Virginia’s 2018 General Assembly session began on Jan. 10, and less than a week went by before some good news emerged for the state’s small business owners.
A handful of measures that proposed to raise Virginia’s minimum wage were defeated in committee after employers spoke out against the bills. Nicole Riley, NFIB/VA’s state director, explained small business’ objections to NPR’s Idea Stations: “Many of our members pay more than the minimum wage, however depending on how you were to raise it, it really does put pressure on their other employees’ salaries,” she said. “So it does become a labor cost for them. Labor in and of itself typically is a top three expense for small business owners.”
One bill, introduced by Sen. John Edwards, would have gradually raised the state’s base wage to $10 per hour by 2020. Another would have hiked it to $15 per hour in the same time frame. Virginia’s minimum wage is $7.25 per hour, the same as the federal level, and it’s one of 14 states that use the federally mandated wage.
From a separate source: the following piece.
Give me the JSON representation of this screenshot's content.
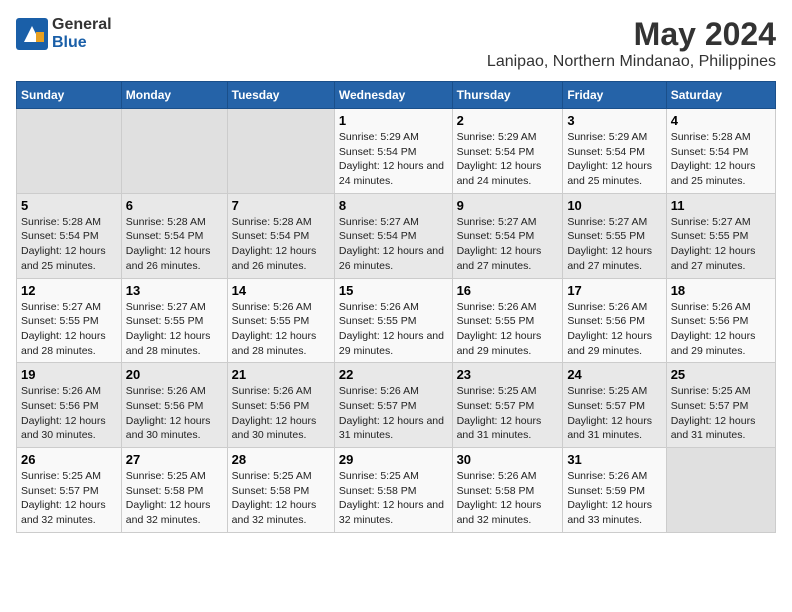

Another measure, HB 1259, could impact some employers, however. Under HB 1259, employers could no longer pay subminimum wage rates to employees who earn tips and are currently exempt from earning the federal minimum wage rate, such as restaurant waitstaff. The bill would exclude any tips received by an employee when determining the wage rate they are paid under the Virginia Minimum Wage Act.